# [TASK TO CARRY OUT]
Show all the lines in the data below that include the word "icon".

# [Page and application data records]
····················

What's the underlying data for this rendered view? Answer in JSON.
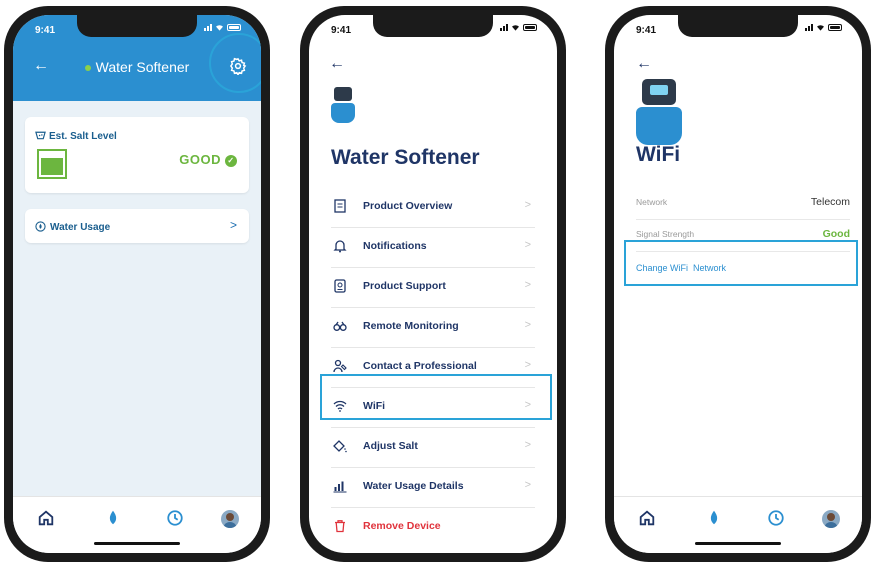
{
  "status_bar": {
    "time": "9:41"
  },
  "screen1": {
    "title": "Water Softener",
    "salt_label": "Est. Salt Level",
    "salt_status": "GOOD",
    "water_usage_label": "Water Usage"
  },
  "screen2": {
    "title": "Water Softener",
    "menu": [
      {
        "label": "Product Overview",
        "icon": "document-icon"
      },
      {
        "label": "Notifications",
        "icon": "bell-icon"
      },
      {
        "label": "Product Support",
        "icon": "support-icon"
      },
      {
        "label": "Remote Monitoring",
        "icon": "binoculars-icon"
      },
      {
        "label": "Contact a Professional",
        "icon": "professional-icon"
      },
      {
        "label": "WiFi",
        "icon": "wifi-icon"
      },
      {
        "label": "Adjust Salt",
        "icon": "salt-icon"
      },
      {
        "label": "Water Usage Details",
        "icon": "chart-icon"
      },
      {
        "label": "Remove Device",
        "icon": "trash-icon"
      }
    ]
  },
  "screen3": {
    "title": "WiFi",
    "network_label": "Network",
    "network_value": "Telecom",
    "signal_label": "Signal Strength",
    "signal_value": "Good",
    "change_label": "Change WiFi  Network"
  },
  "colors": {
    "header_blue": "#2b8fd0",
    "navy": "#1f3566",
    "good_green": "#6cb63f",
    "highlight": "#2aa3d8",
    "remove_red": "#e0333c"
  }
}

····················

# [ANSWER FOR THE TASK]
        "icon": "document-icon"
        "icon": "bell-icon"
        "icon": "support-icon"
        "icon": "binoculars-icon"
        "icon": "professional-icon"
        "icon": "wifi-icon"
        "icon": "salt-icon"
        "icon": "chart-icon"
        "icon": "trash-icon"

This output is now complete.